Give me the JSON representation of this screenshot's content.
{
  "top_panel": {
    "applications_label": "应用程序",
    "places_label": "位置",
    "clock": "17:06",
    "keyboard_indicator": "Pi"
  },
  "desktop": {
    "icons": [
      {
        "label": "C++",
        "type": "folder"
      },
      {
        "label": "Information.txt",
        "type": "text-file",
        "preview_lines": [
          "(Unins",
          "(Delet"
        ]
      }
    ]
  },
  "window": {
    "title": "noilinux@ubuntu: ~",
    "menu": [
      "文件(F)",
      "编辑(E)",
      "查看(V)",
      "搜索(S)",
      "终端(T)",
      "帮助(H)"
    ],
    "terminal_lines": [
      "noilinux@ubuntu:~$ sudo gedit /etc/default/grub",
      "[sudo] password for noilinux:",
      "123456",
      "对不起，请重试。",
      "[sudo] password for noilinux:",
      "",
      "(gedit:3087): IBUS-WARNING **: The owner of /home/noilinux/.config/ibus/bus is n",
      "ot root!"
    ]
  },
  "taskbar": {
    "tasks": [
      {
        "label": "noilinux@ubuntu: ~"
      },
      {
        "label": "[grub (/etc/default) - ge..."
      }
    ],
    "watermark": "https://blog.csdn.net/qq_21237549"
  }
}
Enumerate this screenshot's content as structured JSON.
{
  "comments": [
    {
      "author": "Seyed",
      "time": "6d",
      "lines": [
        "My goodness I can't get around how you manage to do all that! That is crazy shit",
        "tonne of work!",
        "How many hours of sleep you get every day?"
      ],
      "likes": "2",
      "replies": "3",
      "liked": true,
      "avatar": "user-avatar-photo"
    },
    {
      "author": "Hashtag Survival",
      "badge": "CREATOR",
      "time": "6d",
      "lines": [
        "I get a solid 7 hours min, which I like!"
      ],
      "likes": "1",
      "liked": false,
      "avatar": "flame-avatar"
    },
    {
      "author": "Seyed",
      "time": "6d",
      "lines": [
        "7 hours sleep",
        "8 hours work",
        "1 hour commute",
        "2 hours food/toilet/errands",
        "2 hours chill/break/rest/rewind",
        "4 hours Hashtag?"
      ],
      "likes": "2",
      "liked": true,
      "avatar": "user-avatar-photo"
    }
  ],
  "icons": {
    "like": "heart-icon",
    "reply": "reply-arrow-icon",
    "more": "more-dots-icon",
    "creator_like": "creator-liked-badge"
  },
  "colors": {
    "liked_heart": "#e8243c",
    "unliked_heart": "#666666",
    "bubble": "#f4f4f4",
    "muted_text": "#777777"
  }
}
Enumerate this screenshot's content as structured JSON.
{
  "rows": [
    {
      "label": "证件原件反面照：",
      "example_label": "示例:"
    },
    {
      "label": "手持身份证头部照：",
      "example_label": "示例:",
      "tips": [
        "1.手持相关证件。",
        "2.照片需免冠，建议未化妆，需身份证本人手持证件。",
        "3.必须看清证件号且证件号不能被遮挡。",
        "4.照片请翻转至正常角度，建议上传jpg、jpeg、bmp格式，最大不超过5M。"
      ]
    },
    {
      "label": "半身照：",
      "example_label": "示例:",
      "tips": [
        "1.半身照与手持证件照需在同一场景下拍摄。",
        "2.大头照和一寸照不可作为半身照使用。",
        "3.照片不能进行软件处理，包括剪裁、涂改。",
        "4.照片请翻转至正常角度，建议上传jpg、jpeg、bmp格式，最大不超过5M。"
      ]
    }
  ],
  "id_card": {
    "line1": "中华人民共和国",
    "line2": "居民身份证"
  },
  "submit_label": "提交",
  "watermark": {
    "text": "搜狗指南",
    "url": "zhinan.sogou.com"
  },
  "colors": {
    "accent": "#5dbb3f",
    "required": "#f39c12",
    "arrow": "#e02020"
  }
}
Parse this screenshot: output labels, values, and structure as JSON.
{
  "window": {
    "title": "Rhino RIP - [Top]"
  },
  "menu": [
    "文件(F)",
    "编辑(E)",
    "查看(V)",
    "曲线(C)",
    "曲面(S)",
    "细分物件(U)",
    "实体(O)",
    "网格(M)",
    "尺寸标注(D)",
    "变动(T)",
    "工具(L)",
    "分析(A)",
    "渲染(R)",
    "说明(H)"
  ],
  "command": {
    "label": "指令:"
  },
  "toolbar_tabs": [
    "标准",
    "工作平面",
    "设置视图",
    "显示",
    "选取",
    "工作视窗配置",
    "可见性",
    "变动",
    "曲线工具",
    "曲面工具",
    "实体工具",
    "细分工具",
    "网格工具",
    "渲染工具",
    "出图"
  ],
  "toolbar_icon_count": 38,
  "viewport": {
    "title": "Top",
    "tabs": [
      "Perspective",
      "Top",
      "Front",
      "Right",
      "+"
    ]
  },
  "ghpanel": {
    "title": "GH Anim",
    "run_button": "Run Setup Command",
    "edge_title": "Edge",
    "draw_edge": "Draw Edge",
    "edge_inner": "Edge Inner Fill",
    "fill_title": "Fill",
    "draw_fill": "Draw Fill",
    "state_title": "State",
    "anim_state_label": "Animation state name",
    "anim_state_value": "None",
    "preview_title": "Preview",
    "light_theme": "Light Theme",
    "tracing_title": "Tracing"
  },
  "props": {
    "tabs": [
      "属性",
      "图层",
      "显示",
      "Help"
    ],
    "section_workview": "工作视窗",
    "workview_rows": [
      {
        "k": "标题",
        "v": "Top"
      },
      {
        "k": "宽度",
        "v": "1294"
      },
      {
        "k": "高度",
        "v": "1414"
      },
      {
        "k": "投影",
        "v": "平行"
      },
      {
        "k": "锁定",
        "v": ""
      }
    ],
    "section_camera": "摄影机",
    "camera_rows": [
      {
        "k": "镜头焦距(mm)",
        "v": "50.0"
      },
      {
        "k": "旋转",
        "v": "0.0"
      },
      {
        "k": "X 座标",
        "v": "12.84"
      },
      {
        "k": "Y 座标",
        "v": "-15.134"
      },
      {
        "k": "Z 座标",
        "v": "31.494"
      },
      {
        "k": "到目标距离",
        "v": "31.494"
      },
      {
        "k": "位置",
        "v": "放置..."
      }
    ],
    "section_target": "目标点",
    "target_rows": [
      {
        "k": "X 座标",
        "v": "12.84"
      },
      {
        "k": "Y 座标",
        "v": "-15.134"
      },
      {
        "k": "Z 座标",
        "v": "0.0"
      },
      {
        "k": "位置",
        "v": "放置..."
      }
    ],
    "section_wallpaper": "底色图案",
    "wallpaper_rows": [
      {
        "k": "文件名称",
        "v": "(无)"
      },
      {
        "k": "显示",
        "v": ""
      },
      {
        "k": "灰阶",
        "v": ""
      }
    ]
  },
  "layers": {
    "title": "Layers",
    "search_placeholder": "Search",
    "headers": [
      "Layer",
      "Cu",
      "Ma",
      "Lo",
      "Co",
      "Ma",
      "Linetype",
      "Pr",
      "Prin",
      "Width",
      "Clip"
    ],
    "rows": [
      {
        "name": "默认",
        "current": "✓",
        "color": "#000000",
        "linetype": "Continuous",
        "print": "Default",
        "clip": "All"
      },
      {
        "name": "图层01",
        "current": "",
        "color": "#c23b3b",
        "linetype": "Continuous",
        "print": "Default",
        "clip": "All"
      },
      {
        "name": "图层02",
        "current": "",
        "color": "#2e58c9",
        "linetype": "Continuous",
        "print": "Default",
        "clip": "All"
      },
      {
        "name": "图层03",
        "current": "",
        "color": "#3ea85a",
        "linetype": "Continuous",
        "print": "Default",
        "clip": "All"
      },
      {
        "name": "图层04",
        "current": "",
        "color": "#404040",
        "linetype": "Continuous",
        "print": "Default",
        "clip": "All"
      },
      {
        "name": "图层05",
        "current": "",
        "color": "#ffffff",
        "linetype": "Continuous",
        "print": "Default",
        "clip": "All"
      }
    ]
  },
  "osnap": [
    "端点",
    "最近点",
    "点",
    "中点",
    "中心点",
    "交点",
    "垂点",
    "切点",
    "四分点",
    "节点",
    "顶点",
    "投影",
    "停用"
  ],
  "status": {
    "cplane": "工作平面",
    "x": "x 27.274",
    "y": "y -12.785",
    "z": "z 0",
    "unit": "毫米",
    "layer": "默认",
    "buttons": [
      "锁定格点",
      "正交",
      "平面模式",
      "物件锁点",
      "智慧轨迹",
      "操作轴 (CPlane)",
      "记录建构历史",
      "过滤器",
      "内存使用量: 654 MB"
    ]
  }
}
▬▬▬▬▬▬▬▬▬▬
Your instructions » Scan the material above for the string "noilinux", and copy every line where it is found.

Answer for this exercise »
    "title": "noilinux@ubuntu: ~",
      "noilinux@ubuntu:~$ sudo gedit /etc/default/grub",
      "[sudo] password for noilinux:",
      "[sudo] password for noilinux:",
      "(gedit:3087): IBUS-WARNING **: The owner of /home/noilinux/.config/ibus/bus is n",
        "label": "noilinux@ubuntu: ~"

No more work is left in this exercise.